▶ [HOW TO COMPLETE THIS TASK] Filter the data below for the string "true" and copy each matching line.

=== Begin Enclosure ===

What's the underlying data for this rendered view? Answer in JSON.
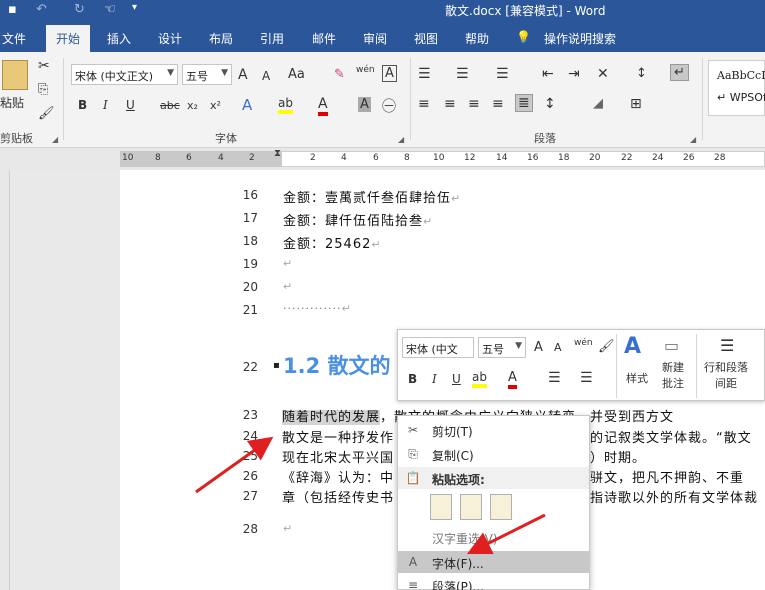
{
  "window": {
    "title": "散文.docx [兼容模式]  -  Word"
  },
  "tabs": [
    {
      "label": "文件"
    },
    {
      "label": "开始",
      "active": true
    },
    {
      "label": "插入"
    },
    {
      "label": "设计"
    },
    {
      "label": "布局"
    },
    {
      "label": "引用"
    },
    {
      "label": "邮件"
    },
    {
      "label": "审阅"
    },
    {
      "label": "视图"
    },
    {
      "label": "帮助"
    },
    {
      "label": "操作说明搜索"
    }
  ],
  "ribbon": {
    "clipboard": {
      "paste_label": "粘贴",
      "group_label": "剪贴板"
    },
    "font": {
      "font_name": "宋体 (中文正文)",
      "font_size": "五号",
      "grow": "A",
      "shrink": "A",
      "case": "Aa",
      "phonetic": "wén",
      "border_char": "A",
      "bold": "B",
      "italic": "I",
      "underline": "U",
      "strike": "abc",
      "subscript": "x₂",
      "superscript": "x²",
      "text_effect": "A",
      "highlight": "ab",
      "font_color": "A",
      "shade": "A",
      "enclose": "㊀",
      "group_label": "字体"
    },
    "paragraph": {
      "group_label": "段落"
    },
    "styles": {
      "sample1": "AaBbCcI",
      "sample2": "↵ WPSOf"
    }
  },
  "ruler": {
    "ticks": [
      "10",
      "8",
      "6",
      "4",
      "2",
      "2",
      "4",
      "6",
      "8",
      "10",
      "12",
      "14",
      "16",
      "18",
      "20",
      "22",
      "24",
      "26",
      "28"
    ]
  },
  "document": {
    "lines": [
      {
        "num": "16",
        "text": "金额：壹萬贰仟叁佰肆拾伍"
      },
      {
        "num": "17",
        "text": "金额：肆仟伍佰陆拾叁"
      },
      {
        "num": "18",
        "text": "金额：25462"
      },
      {
        "num": "19",
        "text": ""
      },
      {
        "num": "20",
        "text": ""
      },
      {
        "num": "21",
        "text": "·············"
      },
      {
        "num": "22",
        "text": ""
      },
      {
        "num": "23",
        "text": ""
      },
      {
        "num": "24",
        "text": ""
      },
      {
        "num": "25",
        "text": ""
      },
      {
        "num": "26",
        "text": ""
      },
      {
        "num": "27",
        "text": ""
      },
      {
        "num": "28",
        "text": ""
      }
    ],
    "heading": "1.2 散文的",
    "para_line23_sel": "随着时代的发展",
    "para_line23_rest": "，散文的概念由广义向狭义转变，并受到西方文",
    "para_line24_a": "散文是一种抒发作",
    "para_line24_b": "的记叙类文学体裁。“散文",
    "para_line25_a": "现在北宋太平兴国",
    "para_line25_b": "）时期。",
    "para_line26_a": "《辞海》认为：中",
    "para_line26_b": "骈文，把凡不押韵、不重",
    "para_line27_a": "章（包括经传史书",
    "para_line27_b": "指诗歌以外的所有文学体裁"
  },
  "mini_toolbar": {
    "font_name": "宋体 (中文",
    "font_size": "五号",
    "style_label": "样式",
    "new_comment_label": "新建\n批注",
    "line_spacing_label": "行和段落\n间距"
  },
  "context_menu": {
    "items": [
      {
        "label": "剪切(T)",
        "icon": "✂"
      },
      {
        "label": "复制(C)",
        "icon": "⎘"
      },
      {
        "label": "粘贴选项:",
        "icon": "📋",
        "header": true
      },
      {
        "label": "汉字重选(V)",
        "disabled": true
      },
      {
        "label": "字体(F)...",
        "icon": "A",
        "highlight": true
      },
      {
        "label": "段落(P)...",
        "icon": "≡"
      }
    ]
  },
  "colors": {
    "brand": "#2b579a",
    "heading": "#4a90e2",
    "arrow": "#e02020",
    "highlight_yellow": "#ffff00",
    "font_red": "#e00000"
  }
}
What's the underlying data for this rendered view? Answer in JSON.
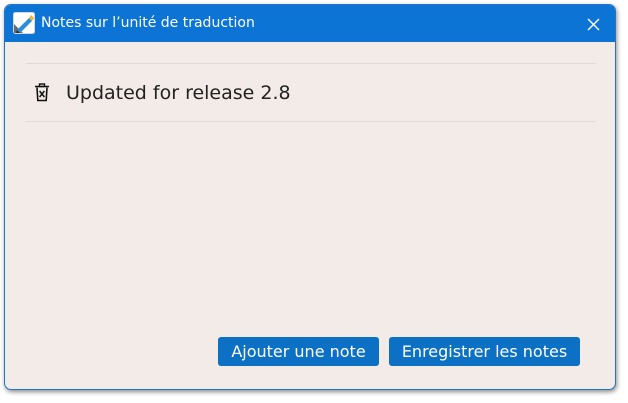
{
  "window": {
    "title": "Notes sur l’unité de traduction",
    "icon": "app-pen-icon",
    "close_icon": "close-icon"
  },
  "notes": [
    {
      "text": "Updated for release 2.8",
      "delete_icon": "trash-icon"
    }
  ],
  "buttons": {
    "add_note": "Ajouter une note",
    "save_notes": "Enregistrer les notes"
  },
  "colors": {
    "titlebar": "#0b74d5",
    "background": "#f2ebe7",
    "button": "#0c70c4"
  }
}
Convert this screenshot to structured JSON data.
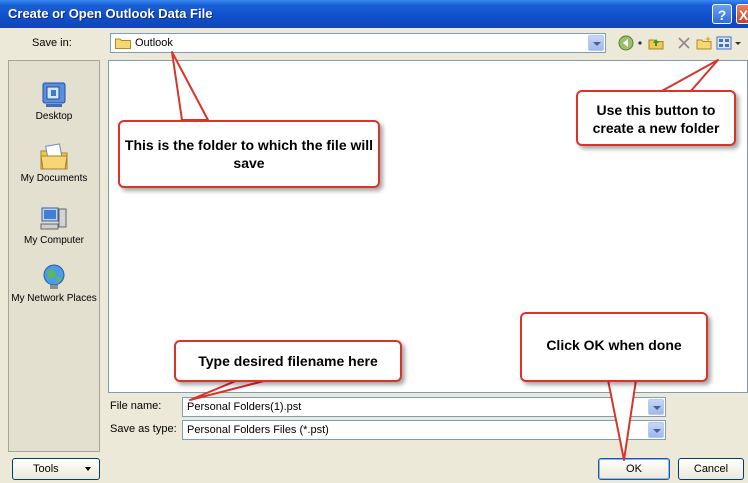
{
  "window": {
    "title": "Create or Open Outlook Data File",
    "help_glyph": "?",
    "close_glyph": "X"
  },
  "save_in": {
    "label": "Save in:",
    "value": "Outlook"
  },
  "toolbar_icons": [
    "back-icon",
    "up-folder-icon",
    "delete-icon",
    "new-folder-icon",
    "views-icon"
  ],
  "places": [
    {
      "label": "Desktop",
      "icon": "desktop-icon"
    },
    {
      "label": "My Documents",
      "icon": "my-documents-icon"
    },
    {
      "label": "My Computer",
      "icon": "my-computer-icon"
    },
    {
      "label": "My Network Places",
      "icon": "network-places-icon"
    }
  ],
  "file_name": {
    "label": "File name:",
    "value": "Personal Folders(1).pst"
  },
  "save_as_type": {
    "label": "Save as type:",
    "value": "Personal Folders Files (*.pst)"
  },
  "buttons": {
    "tools": "Tools",
    "ok": "OK",
    "cancel": "Cancel"
  },
  "callouts": {
    "folder": "This is the folder to which the file will save",
    "new_folder": "Use this button to create a new folder",
    "filename": "Type desired filename here",
    "ok": "Click OK when done"
  },
  "colors": {
    "titlebar": "#0f4fca",
    "dialog_bg": "#ece9d8",
    "callout_border": "#d9342c"
  }
}
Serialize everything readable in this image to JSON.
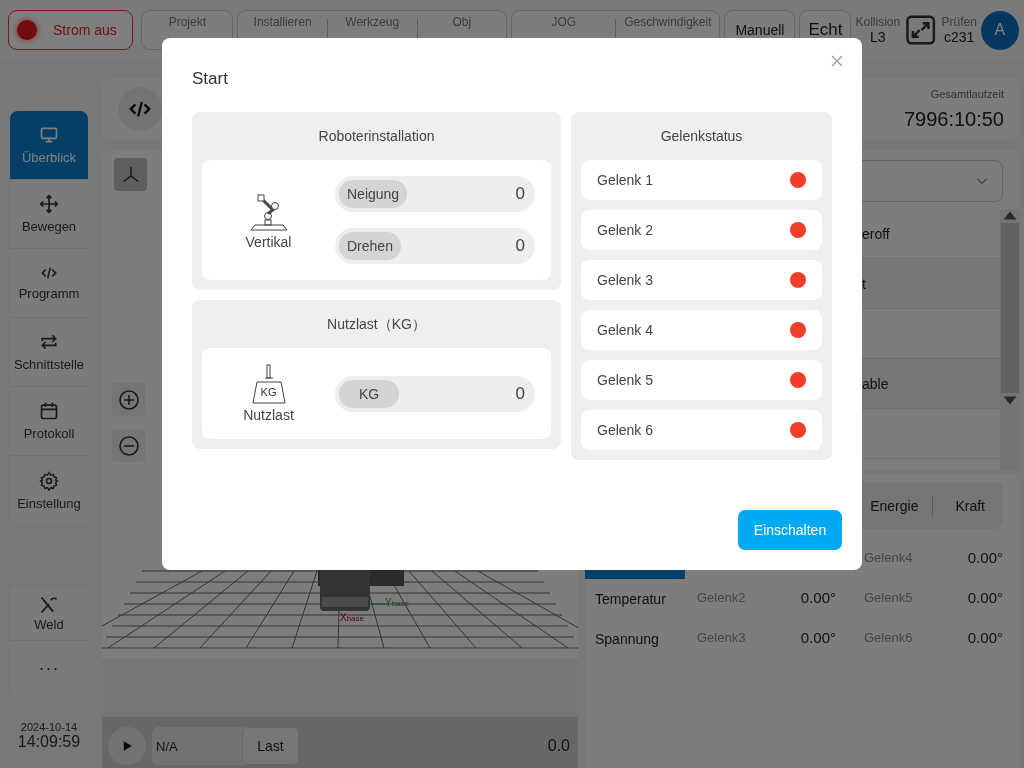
{
  "top_bar": {
    "power": {
      "label": "Strom aus",
      "on": false
    },
    "project": {
      "label": "Projekt"
    },
    "status_groups": [
      [
        {
          "label": "Installieren"
        },
        {
          "label": "Werkzeug"
        },
        {
          "label": "Obj"
        }
      ],
      [
        {
          "label": "JOG"
        },
        {
          "label": "Geschwindigkeit"
        }
      ]
    ],
    "mode_buttons": [
      "Manuell",
      "Echt"
    ],
    "collision": {
      "label": "Kollision",
      "value": "L3"
    },
    "check": {
      "label": "Prüfen",
      "value": "c231"
    },
    "avatar": "A"
  },
  "sidebar": {
    "items": [
      {
        "label": "Überblick",
        "selected": true
      },
      {
        "label": "Bewegen",
        "selected": false
      },
      {
        "label": "Programm",
        "selected": false
      },
      {
        "label": "Schnittstelle",
        "selected": false
      },
      {
        "label": "Protokoll",
        "selected": false
      },
      {
        "label": "Einstellung",
        "selected": false
      }
    ],
    "extra": [
      {
        "label": "Weld"
      },
      {
        "label": "···"
      }
    ],
    "date": "2024-10-14",
    "time": "14:09:59"
  },
  "viewer": {
    "axes": [
      {
        "letter": "X",
        "sub": "base"
      },
      {
        "letter": "Y",
        "sub": "base"
      }
    ],
    "program": "N/A",
    "last_button": "Last",
    "value": "0.0"
  },
  "runtime": {
    "label": "Gesamtlaufzeit",
    "value": "7996:10:50"
  },
  "list": {
    "rows": [
      "eroff",
      "t",
      "",
      "able",
      ""
    ]
  },
  "joint_panel": {
    "tabs": [
      {
        "label": "Energie",
        "selected": false
      },
      {
        "label": "Kraft",
        "selected": false
      }
    ],
    "side_tabs": [
      {
        "selected": true
      },
      {
        "label": "Temperatur",
        "selected": false
      },
      {
        "label": "Spannung",
        "selected": false
      }
    ],
    "values": [
      {
        "name": "Gelenk4",
        "value": "0.00°"
      },
      {
        "name": "Gelenk2",
        "value": "0.00°"
      },
      {
        "name": "Gelenk5",
        "value": "0.00°"
      },
      {
        "name": "Gelenk3",
        "value": "0.00°"
      },
      {
        "name": "Gelenk6",
        "value": "0.00°"
      }
    ]
  },
  "dialog": {
    "title": "Start",
    "installation": {
      "title": "Roboterinstallation",
      "mount": "Vertikal",
      "fields": [
        {
          "label": "Neigung",
          "value": "0"
        },
        {
          "label": "Drehen",
          "value": "0"
        }
      ]
    },
    "payload": {
      "title": "Nutzlast（KG）",
      "icon_text": "KG",
      "name": "Nutzlast",
      "fields": [
        {
          "label": "KG",
          "value": "0"
        }
      ]
    },
    "joints": {
      "title": "Gelenkstatus",
      "items": [
        {
          "name": "Gelenk 1",
          "on": false
        },
        {
          "name": "Gelenk 2",
          "on": false
        },
        {
          "name": "Gelenk 3",
          "on": false
        },
        {
          "name": "Gelenk 4",
          "on": false
        },
        {
          "name": "Gelenk 5",
          "on": false
        },
        {
          "name": "Gelenk 6",
          "on": false
        }
      ]
    },
    "confirm": "Einschalten"
  }
}
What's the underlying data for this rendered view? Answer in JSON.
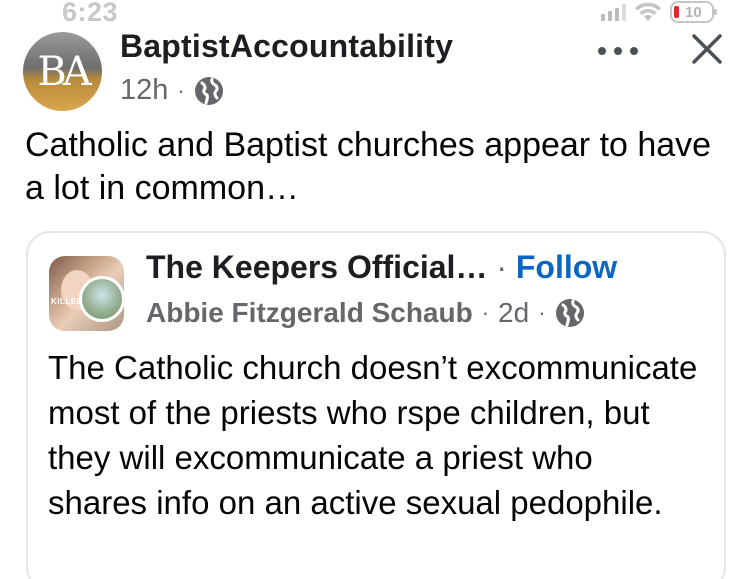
{
  "status_bar": {
    "time": "6:23",
    "battery": "10",
    "icons": [
      "signal-icon",
      "wifi-icon",
      "battery-icon"
    ]
  },
  "post": {
    "page_name": "BaptistAccountability",
    "avatar_letters": "BA",
    "time": "12h",
    "separator": "·",
    "audience_icon": "globe-icon",
    "menu_icon": "more-options-icon",
    "close_icon": "close-icon",
    "text": "Catholic and Baptist churches appear to have a lot in common…"
  },
  "shared_post": {
    "page_name": "The Keepers Official…",
    "separator": "·",
    "follow_label": "Follow",
    "author": "Abbie Fitzgerald Schaub",
    "time": "2d",
    "audience_icon": "globe-icon",
    "avatar_text": "KILLED",
    "text": "The Catholic church doesn’t excommunicate most of the priests who rspe children, but they will excommunicate a priest who shares info on an active sexual pedophile."
  },
  "colors": {
    "link_blue": "#0a66c2",
    "secondary_text": "#65676b",
    "battery_low": "#e5282a"
  }
}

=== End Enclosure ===

▶ [SOLUTION]
      "active": true
        "header": true
        "disabled": true
        "highlight": true
        "selected": true
        "selected": true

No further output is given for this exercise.